“It wasn’t enough to have everything in order,” Mena said. “Now you had to pray that whoever got your case was cool.” 

Mena had everything in order, but his application was rejected.

According to Forbes, the concern of Americans not excelling in STEM fields is decades old. Even worse, however, is the lack of interest in STEM fields. In 2018, The Atlantic noted that international students kept many STEM programs across American universities afloat. The question isn’t about universities training students in these fields, but rather if there are enough American students.

Stricter immigration policies enacted by the Trump administration made it harder for international students to come and harder to stay. Mena was just one of many casualties of the new policies. As the United States attempts to keep pace with competing countries, the need for STEM majors continues to grow. Forbes reported that 62 percent of international students were in STEM related fields. 

Yet, Mena is satisfied with the end result. “I think things worked out perfectly,” Mena said.

For him, the worst-case scenario was being stuck in the United States when the pandemic began, where he would be stuck without his family, and bearing the brunt of bills he would have struggled to pay. He dislikes the word “blessing” to describe his situation but believes that it was much better for him to be in El Salvador, where he has the support of his family.  

Mena wasn’t the only one to come back to El Salvador either. Of the 90 percent of his high school classmates who left the country for college, Mena estimates roughly half of them returned home. Not all of them, however, encountered the same visa issues he did. 

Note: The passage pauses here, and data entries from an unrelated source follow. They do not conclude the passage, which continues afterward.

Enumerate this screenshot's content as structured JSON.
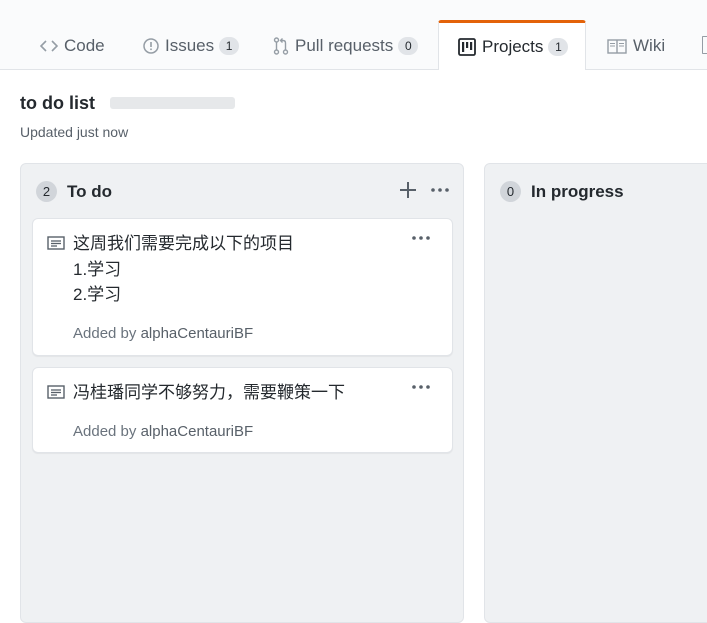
{
  "tabs": [
    {
      "label": "Code",
      "icon": "code-icon"
    },
    {
      "label": "Issues",
      "count": "1",
      "icon": "issue-opened-icon"
    },
    {
      "label": "Pull requests",
      "count": "0",
      "icon": "git-pull-request-icon"
    },
    {
      "label": "Projects",
      "count": "1",
      "icon": "project-icon",
      "selected": true
    },
    {
      "label": "Wiki",
      "icon": "book-icon"
    }
  ],
  "project": {
    "title": "to do list",
    "updated": "Updated just now"
  },
  "columns": [
    {
      "name": "To do",
      "count": "2",
      "cards": [
        {
          "lines": [
            "这周我们需要完成以下的项目",
            "1.学习",
            "2.学习"
          ],
          "added_prefix": "Added by",
          "author": "alphaCentauriBF"
        },
        {
          "lines": [
            "冯桂璠同学不够努力，需要鞭策一下"
          ],
          "added_prefix": "Added by",
          "author": "alphaCentauriBF"
        }
      ]
    },
    {
      "name": "In progress",
      "count": "0",
      "cards": []
    }
  ],
  "colors": {
    "selected_tab_accent": "#e36209",
    "column_bg": "#eff1f3",
    "muted_text": "#586069"
  }
}
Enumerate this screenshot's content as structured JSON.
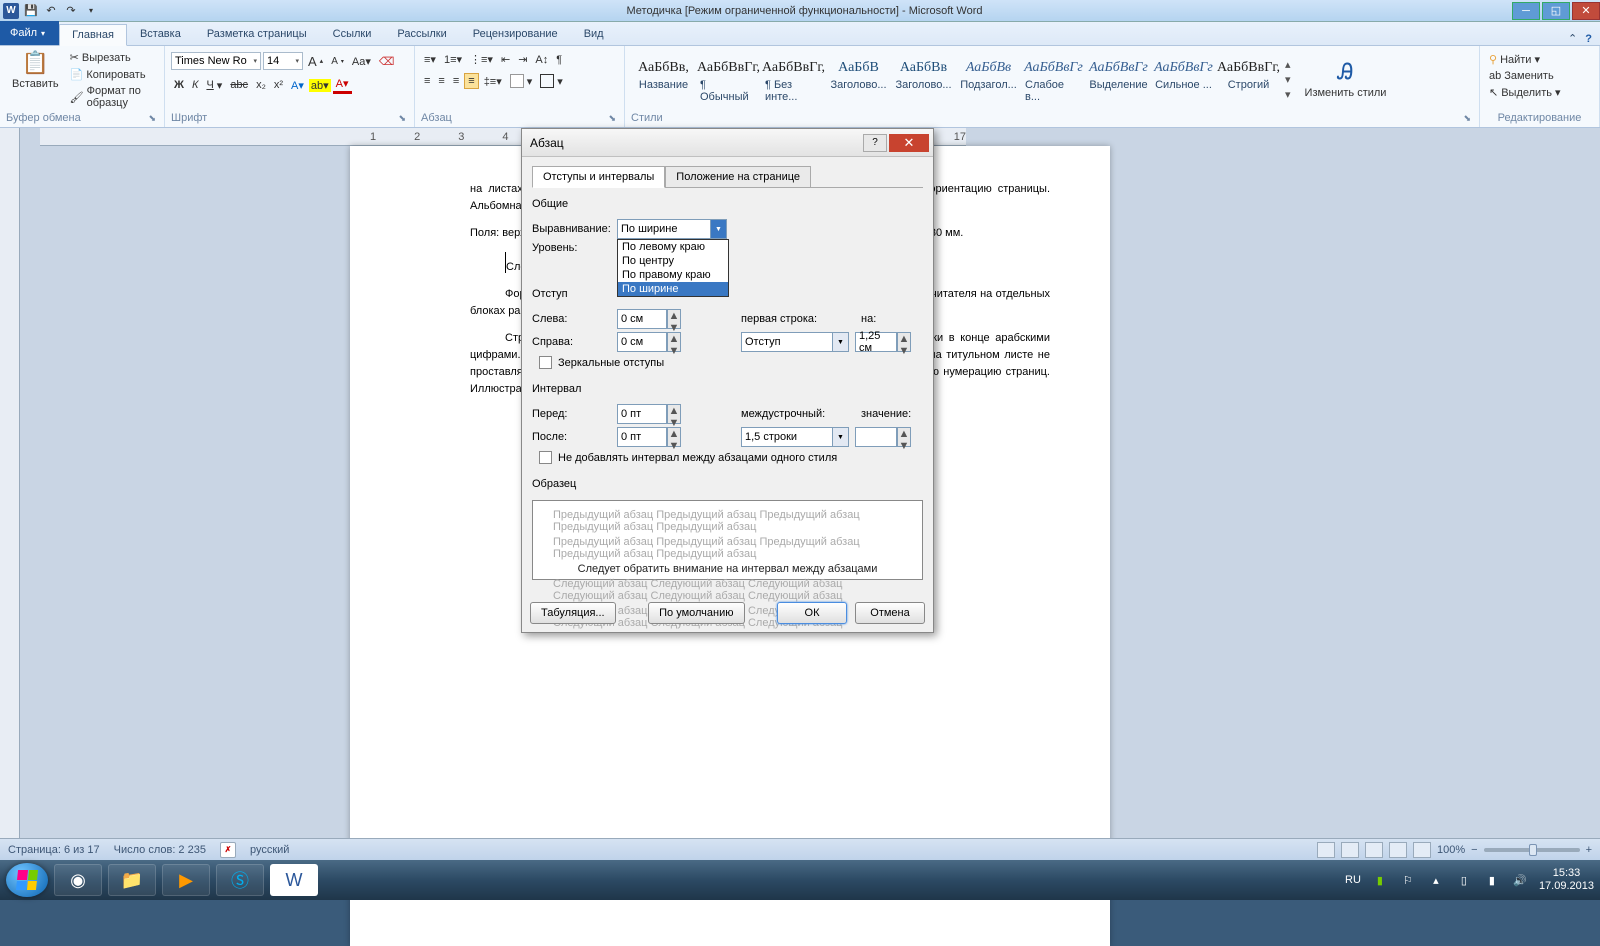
{
  "titlebar": {
    "title": "Методичка [Режим ограниченной функциональности] - Microsoft Word"
  },
  "ribbon": {
    "file": "Файл",
    "tabs": [
      "Главная",
      "Вставка",
      "Разметка страницы",
      "Ссылки",
      "Рассылки",
      "Рецензирование",
      "Вид"
    ],
    "active_tab": "Главная",
    "clipboard": {
      "label": "Буфер обмена",
      "paste": "Вставить",
      "cut": "Вырезать",
      "copy": "Копировать",
      "format_painter": "Формат по образцу"
    },
    "font": {
      "label": "Шрифт",
      "name": "Times New Ro",
      "size": "14"
    },
    "paragraph": {
      "label": "Абзац"
    },
    "styles": {
      "label": "Стили",
      "change": "Изменить стили",
      "items": [
        {
          "preview": "АаБбВв,",
          "name": "Название"
        },
        {
          "preview": "АаБбВвГг,",
          "name": "¶ Обычный"
        },
        {
          "preview": "АаБбВвГг,",
          "name": "¶ Без инте..."
        },
        {
          "preview": "АаБбВ",
          "name": "Заголово...",
          "cls": "blue"
        },
        {
          "preview": "АаБбВв",
          "name": "Заголово...",
          "cls": "blue"
        },
        {
          "preview": "АаБбВв",
          "name": "Подзагол...",
          "cls": "italic"
        },
        {
          "preview": "АаБбВвГг",
          "name": "Слабое в...",
          "cls": "italic"
        },
        {
          "preview": "АаБбВвГг",
          "name": "Выделение",
          "cls": "italic"
        },
        {
          "preview": "АаБбВвГг",
          "name": "Сильное ...",
          "cls": "italic"
        },
        {
          "preview": "АаБбВвГг,",
          "name": "Строгий"
        }
      ]
    },
    "editing": {
      "label": "Редактирование",
      "find": "Найти",
      "replace": "Заменить",
      "select": "Выделить"
    }
  },
  "document": {
    "para1": "на листах белой бумаги формата А4 с одной стороны. Он должен иметь книжную ориентацию страницы. Альбомная допускается только для таблиц и схем приложений.",
    "para2": "Поля: верхнее поле – 20 мм, правое и нижнее поля – 15 мм, левое поле (для подшива) – 30 мм.",
    "para3": "Следует обратить внимание на интервал между абзацами.",
    "para4": "Форматирование основного текста не дает возможности акцентировать внимание читателя на отдельных блоках работы (названиях глав, параграфов и т.д.)",
    "para5": "Страницы проставляются в середине верхней части листа посередине без точки в конце арабскими цифрами. Титульный лист включается в общую нумерацию страниц. Номер страницы на титульном листе не проставляется (нумерация страниц - автоматическая). Приложения включаются в общую нумерацию страниц. Иллюстрации и таблицы на листе формата А3 учитываются как одна страница."
  },
  "dialog": {
    "title": "Абзац",
    "tab_active": "Отступы и интервалы",
    "tab_inactive": "Положение на странице",
    "section_general": "Общие",
    "alignment_label": "Выравнивание:",
    "alignment_value": "По ширине",
    "alignment_options": [
      "По левому краю",
      "По центру",
      "По правому краю",
      "По ширине"
    ],
    "level_label": "Уровень:",
    "section_indent": "Отступ",
    "left_label": "Слева:",
    "left_value": "0 см",
    "right_label": "Справа:",
    "right_value": "0 см",
    "firstline_label": "первая строка:",
    "firstline_value": "Отступ",
    "by_label": "на:",
    "by_value": "1,25 см",
    "mirror": "Зеркальные отступы",
    "section_spacing": "Интервал",
    "before_label": "Перед:",
    "before_value": "0 пт",
    "after_label": "После:",
    "after_value": "0 пт",
    "linesp_label": "междустрочный:",
    "linesp_value": "1,5 строки",
    "at_label": "значение:",
    "at_value": "",
    "nospace": "Не добавлять интервал между абзацами одного стиля",
    "section_sample": "Образец",
    "sample_dark": "Следует обратить внимание на интервал между абзацами",
    "btn_tabs": "Табуляция...",
    "btn_default": "По умолчанию",
    "btn_ok": "ОК",
    "btn_cancel": "Отмена"
  },
  "statusbar": {
    "page": "Страница: 6 из 17",
    "words": "Число слов: 2 235",
    "lang": "русский",
    "zoom": "100%"
  },
  "taskbar": {
    "lang": "RU",
    "time": "15:33",
    "date": "17.09.2013"
  }
}
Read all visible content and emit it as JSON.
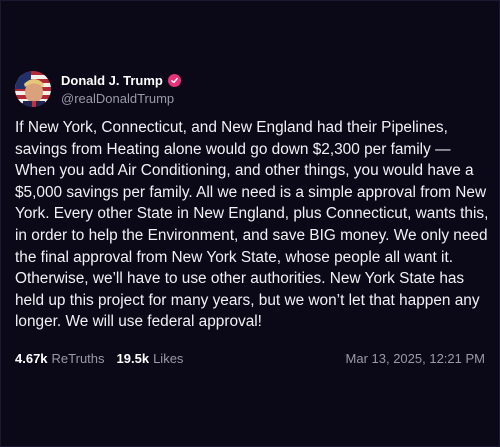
{
  "author": {
    "display_name": "Donald J. Trump",
    "handle": "@realDonaldTrump",
    "avatar_icon": "avatar-flag-portrait",
    "verified_icon": "verified-badge-icon",
    "verified_color": "#e8327a"
  },
  "post": {
    "text": "If New York, Connecticut, and New England had their Pipelines, savings from Heating alone would go down $2,300 per family — When you add Air Conditioning, and other things, you would have a $5,000 savings per family. All we need is a simple approval from New York. Every other State in New England, plus Connecticut, wants this, in order to help the Environment, and save BIG money. We only need the final approval from New York State, whose people all want it. Otherwise, we’ll have to use other authorities. New York State has held up this project for many years, but we won’t let that happen any longer. We will use federal approval!"
  },
  "stats": {
    "retruths_count": "4.67k",
    "retruths_label": "ReTruths",
    "likes_count": "19.5k",
    "likes_label": "Likes"
  },
  "timestamp": "Mar 13, 2025, 12:21 PM",
  "colors": {
    "background": "#0b0818",
    "text": "#f2f2f5",
    "muted": "#9a9aa6"
  }
}
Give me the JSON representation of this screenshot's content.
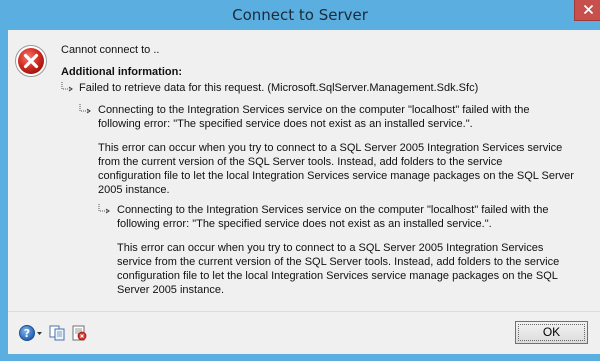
{
  "window": {
    "title": "Connect to Server",
    "accent": "#5aaee0"
  },
  "message": {
    "headline": "Cannot connect to ..",
    "additional_info_label": "Additional information:",
    "level1": "Failed to retrieve data for this request. (Microsoft.SqlServer.Management.Sdk.Sfc)",
    "level2_line1": "Connecting to the Integration Services service on the computer \"localhost\" failed with the",
    "level2_line2": "following error: \"The specified service does not exist as an installed service.\".",
    "level2_detail_line1": "This error can occur when you try to connect to a SQL Server 2005 Integration Services service",
    "level2_detail_line2": "from the current version of the SQL Server tools. Instead, add folders to the service",
    "level2_detail_line3": "configuration file to let the local Integration Services service manage packages on the SQL Server",
    "level2_detail_line4": "2005 instance.",
    "level3_line1": "Connecting to the Integration Services service on the computer \"localhost\" failed with the",
    "level3_line2": "following error: \"The specified service does not exist as an installed service.\".",
    "level3_detail_line1": "This error can occur when you try to connect to a SQL Server 2005 Integration Services",
    "level3_detail_line2": "service from the current version of the SQL Server tools. Instead, add folders to the service",
    "level3_detail_line3": "configuration file to let the local Integration Services service manage packages on the SQL",
    "level3_detail_line4": "Server 2005 instance."
  },
  "footer": {
    "ok_label": "OK",
    "icons": [
      "help-icon",
      "copy-icon",
      "show-details-icon"
    ]
  }
}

Returning to El Salvador hasn’t been easy. Mena arrived right before the COVID-19 pandemic shut down the world. Jobless, he found that companies were reluctant to hire anyone once the pandemic began. It took him nearly seven months to find a job once he returned.

Mena was also forced to readjust with a family he hadn’t been around in six years. Although close, he admits that during his first three years at Calvin, he struggled to communicate with them over text and video calls. Once he returned, he found he and his parents frequently clashed, often over religion and politics. 

He found that in order for their relationship to survive, a different understanding needed to emerge. 

“I forced a friendship with them,” Mena said.

Eventually, the adjustment period settled down, with Mena stating that now he and his parents are closer than ever.

Mena also realizes that as a country, El Salvador has a long way to go. He sees the country as politically corrupt and at an impasse with the direction of the country. He believes that people would rather have a symbol of tangible pride, rather than anything that would actually make the country better. 

Still, he loves the country. 

“Whenever I would come home on breaks, I would feel really sad leaving again. I don’t want to leave again in the same way that I did,” Mena admitted. 

Biden has promised to undo some Trump immigration policies while on the campaign trail and has already sent an immigration bill to Congress. But Mena isn’t considering a return to the U.S. The United States rejected their opportunity to keep him, despite their desperate need of more STEM graduates.